[WHAT THE TASK REQUIRES] In the entries below, count each line where "market" appears. Give the total and nothing more.

______

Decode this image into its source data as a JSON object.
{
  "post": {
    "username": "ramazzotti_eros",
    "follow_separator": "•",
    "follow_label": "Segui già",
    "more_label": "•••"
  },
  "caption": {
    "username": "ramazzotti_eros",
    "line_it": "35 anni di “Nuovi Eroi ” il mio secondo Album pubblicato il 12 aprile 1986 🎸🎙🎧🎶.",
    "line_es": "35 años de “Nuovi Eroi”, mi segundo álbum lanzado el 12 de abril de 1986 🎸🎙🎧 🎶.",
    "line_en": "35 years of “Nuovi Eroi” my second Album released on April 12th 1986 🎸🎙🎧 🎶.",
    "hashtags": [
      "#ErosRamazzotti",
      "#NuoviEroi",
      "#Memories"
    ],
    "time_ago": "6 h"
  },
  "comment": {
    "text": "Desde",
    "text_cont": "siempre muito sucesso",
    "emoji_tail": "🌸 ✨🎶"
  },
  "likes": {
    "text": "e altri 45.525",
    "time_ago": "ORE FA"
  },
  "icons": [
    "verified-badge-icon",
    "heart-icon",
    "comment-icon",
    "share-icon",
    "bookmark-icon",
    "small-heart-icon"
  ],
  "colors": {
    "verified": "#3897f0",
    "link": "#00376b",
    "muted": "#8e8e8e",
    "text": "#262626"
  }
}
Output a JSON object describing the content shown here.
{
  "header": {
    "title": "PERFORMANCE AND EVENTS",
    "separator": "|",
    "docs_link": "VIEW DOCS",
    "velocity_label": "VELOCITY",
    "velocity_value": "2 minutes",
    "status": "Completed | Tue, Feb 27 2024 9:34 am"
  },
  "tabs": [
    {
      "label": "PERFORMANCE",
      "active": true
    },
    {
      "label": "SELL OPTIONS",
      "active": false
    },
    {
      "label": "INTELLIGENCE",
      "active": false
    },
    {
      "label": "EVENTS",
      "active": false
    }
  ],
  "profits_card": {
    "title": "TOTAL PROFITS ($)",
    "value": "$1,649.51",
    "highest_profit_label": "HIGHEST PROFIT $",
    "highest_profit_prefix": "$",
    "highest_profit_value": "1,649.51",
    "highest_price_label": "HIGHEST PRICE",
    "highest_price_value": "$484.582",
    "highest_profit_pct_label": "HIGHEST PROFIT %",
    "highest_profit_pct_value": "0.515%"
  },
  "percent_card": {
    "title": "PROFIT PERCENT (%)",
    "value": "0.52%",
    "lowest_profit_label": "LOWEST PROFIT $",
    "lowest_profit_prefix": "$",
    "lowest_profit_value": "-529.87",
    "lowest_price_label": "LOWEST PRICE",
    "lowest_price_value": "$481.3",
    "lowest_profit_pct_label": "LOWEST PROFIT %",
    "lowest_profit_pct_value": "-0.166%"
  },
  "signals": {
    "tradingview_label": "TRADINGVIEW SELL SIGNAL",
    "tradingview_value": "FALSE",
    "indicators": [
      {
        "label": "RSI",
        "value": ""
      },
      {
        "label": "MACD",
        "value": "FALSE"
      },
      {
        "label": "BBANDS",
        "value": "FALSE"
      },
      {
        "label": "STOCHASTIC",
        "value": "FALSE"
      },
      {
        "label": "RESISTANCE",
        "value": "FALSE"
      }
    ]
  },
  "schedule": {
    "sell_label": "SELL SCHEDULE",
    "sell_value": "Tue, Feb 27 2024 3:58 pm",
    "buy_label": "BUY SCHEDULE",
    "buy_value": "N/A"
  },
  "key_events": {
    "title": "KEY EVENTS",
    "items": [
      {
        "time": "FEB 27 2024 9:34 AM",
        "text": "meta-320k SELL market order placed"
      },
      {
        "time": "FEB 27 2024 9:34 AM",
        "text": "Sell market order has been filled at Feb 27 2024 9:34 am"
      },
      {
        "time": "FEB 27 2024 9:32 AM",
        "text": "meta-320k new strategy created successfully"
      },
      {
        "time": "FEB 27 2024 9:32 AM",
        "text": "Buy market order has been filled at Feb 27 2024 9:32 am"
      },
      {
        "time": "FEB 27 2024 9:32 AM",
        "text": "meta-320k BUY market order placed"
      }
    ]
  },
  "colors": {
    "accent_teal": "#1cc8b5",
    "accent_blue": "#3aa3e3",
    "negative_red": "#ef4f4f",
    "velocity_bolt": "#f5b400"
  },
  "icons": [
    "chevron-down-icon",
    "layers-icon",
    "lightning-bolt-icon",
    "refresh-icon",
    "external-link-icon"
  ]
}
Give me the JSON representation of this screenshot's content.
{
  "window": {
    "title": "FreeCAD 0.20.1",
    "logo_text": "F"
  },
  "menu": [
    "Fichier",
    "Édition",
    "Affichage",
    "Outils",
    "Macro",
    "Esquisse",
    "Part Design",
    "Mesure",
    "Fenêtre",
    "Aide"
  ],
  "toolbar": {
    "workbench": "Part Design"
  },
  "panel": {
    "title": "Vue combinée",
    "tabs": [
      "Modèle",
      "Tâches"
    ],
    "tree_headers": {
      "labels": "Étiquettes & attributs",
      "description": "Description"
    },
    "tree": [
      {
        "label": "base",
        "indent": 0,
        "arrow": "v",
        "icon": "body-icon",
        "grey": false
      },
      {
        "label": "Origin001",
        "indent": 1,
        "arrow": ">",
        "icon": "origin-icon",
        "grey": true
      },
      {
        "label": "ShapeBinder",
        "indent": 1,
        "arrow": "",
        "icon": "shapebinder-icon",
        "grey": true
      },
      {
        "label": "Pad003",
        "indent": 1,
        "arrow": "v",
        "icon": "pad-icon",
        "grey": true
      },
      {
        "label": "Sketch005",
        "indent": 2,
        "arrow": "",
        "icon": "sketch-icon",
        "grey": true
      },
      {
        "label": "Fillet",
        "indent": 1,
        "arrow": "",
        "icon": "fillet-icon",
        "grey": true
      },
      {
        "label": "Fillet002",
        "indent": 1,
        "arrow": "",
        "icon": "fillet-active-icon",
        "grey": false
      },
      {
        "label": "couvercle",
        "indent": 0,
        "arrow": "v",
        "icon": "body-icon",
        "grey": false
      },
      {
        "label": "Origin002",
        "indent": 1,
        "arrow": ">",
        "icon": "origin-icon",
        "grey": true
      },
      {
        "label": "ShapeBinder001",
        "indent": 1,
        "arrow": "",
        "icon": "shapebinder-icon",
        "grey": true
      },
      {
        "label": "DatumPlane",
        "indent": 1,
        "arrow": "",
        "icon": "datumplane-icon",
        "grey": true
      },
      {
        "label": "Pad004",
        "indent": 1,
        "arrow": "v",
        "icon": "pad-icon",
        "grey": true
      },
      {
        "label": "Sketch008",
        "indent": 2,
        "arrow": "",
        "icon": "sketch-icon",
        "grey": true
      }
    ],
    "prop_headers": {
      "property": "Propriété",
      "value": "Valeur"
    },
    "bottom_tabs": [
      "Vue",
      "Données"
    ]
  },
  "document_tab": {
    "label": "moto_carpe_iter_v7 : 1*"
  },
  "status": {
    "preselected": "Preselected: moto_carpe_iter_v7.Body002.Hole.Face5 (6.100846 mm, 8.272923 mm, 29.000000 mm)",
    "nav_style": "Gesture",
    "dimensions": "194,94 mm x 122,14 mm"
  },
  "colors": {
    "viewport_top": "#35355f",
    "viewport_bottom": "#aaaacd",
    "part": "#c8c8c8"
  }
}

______

[RESULT BELOW] 4